COURT BATTLE: Giedo van der Garde is suing Sauber to race. Image: AFP / Marwan Naamani.
MELBOURNE, Australia - Sauber says letting Giedo van der Garde race in Melbourne will be "a safety risk". Read "dangerous".
Dutch driver Van der Garde's case against the Swiss team was heard in the Melbourne Supreme Court on Monday (March 9 2015).
Each side acknowledges that the 29-year-old has a contract to race in 2015 but Sauber signed Marcus Ericsson and Felipe Nasr instead as the UK-based team struggled for financial survival.
Sauber is fighting Van der Garde's bid to race in 2015, starting with Sunday's (March 15) season opener in Australia.

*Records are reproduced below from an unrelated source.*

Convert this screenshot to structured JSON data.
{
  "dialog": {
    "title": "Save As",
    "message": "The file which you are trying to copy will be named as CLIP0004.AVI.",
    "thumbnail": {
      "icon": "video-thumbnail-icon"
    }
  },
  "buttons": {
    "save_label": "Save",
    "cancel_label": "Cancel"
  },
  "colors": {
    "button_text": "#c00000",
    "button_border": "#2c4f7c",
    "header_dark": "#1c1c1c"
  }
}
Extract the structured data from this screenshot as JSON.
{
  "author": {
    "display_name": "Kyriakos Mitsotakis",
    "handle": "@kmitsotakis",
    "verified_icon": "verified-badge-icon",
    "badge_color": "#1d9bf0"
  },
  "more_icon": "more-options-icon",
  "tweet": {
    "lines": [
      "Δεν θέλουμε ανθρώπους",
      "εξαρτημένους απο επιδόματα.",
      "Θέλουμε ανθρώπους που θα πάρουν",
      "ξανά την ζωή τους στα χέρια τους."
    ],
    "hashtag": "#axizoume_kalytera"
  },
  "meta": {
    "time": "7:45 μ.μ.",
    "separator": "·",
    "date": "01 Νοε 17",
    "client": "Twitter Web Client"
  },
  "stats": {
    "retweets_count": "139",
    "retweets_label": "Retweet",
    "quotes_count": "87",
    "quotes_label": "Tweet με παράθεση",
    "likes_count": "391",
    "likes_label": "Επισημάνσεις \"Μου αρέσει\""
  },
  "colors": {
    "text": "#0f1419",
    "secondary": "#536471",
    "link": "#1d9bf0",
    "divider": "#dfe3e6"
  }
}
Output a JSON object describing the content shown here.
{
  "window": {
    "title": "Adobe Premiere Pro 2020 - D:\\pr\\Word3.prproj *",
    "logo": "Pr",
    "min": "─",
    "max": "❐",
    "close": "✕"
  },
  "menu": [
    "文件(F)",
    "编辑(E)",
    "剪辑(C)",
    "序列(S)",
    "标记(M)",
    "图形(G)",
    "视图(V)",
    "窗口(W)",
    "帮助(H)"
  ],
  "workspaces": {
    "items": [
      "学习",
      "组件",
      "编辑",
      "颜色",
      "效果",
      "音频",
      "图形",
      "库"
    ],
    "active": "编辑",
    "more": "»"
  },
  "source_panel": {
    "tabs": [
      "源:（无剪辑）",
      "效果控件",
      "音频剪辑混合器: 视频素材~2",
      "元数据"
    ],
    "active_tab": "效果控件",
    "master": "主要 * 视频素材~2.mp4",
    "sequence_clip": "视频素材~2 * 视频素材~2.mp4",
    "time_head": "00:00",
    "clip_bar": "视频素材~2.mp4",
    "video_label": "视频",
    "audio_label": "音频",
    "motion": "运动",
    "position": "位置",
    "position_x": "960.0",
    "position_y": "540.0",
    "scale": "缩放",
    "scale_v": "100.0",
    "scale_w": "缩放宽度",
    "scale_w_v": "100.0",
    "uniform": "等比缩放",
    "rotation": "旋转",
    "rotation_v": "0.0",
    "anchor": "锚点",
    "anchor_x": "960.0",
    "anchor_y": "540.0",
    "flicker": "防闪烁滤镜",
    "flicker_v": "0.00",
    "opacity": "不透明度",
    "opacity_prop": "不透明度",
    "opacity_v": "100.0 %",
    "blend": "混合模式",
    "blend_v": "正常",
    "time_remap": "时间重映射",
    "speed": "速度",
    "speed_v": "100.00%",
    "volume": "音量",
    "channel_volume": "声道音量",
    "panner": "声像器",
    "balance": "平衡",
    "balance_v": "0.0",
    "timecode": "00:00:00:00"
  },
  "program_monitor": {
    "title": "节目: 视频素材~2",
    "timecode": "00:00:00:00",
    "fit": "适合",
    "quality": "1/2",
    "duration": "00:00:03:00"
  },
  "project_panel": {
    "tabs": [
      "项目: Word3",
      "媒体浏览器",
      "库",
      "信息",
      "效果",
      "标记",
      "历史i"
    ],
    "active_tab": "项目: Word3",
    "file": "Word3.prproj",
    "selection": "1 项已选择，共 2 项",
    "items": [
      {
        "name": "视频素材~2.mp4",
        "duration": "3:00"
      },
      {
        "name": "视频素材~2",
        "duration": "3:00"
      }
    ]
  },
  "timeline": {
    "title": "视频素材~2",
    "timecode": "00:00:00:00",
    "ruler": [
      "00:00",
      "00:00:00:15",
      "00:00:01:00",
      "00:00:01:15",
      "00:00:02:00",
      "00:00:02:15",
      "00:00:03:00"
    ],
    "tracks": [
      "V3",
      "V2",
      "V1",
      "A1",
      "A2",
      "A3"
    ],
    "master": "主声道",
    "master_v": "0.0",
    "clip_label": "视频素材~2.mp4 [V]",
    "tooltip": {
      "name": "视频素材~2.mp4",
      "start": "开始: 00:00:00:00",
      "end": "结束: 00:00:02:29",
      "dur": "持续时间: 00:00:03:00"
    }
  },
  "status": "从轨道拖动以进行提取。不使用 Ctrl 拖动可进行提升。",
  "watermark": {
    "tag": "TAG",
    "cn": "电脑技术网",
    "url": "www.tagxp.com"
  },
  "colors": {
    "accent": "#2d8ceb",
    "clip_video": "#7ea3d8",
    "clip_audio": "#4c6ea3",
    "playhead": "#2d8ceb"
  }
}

The team's lawyer told the court that allowing him to race this weekend would be dangerous because the C34 car was designed only for the bodies of Ericsson and Nasr. Ericsson and Nasr were present in court, as was Van der Garde.
The Sauber lawyer said the 2015 Sauber reached speeds "in excess of 300km/h", exposing its occupants to forces of "up to five times their body weight".
Rodney Garratt QC told the judge, according to The Australian newspaper: "Van der Garde has no experience driving the C34 Ferrari and would not have sufficient time to learn."
Sauber has also said it does not even have the right seat belt in Melbourne for Van der Garde, making it "reckless and dangerous" to let him drive, the lawyer told the judge, according to local broadcaster ABC.
"It (letting him race) would result in an unacceptable risk of physical harm or even death" not just for the driver but also for spectators, Garratt was reported to have said.
The judge has yet to rule.
Van der Garde and his management declined comment before the hearing.
Sauber team boss Monisha Kaltenborn also told the Swiss newspaper Blick it was "inappropriate to comment".
"But we will do everything to defend the interests of Sauber. We have a difficult year behind us but have made every effort to create a good situation for 2015."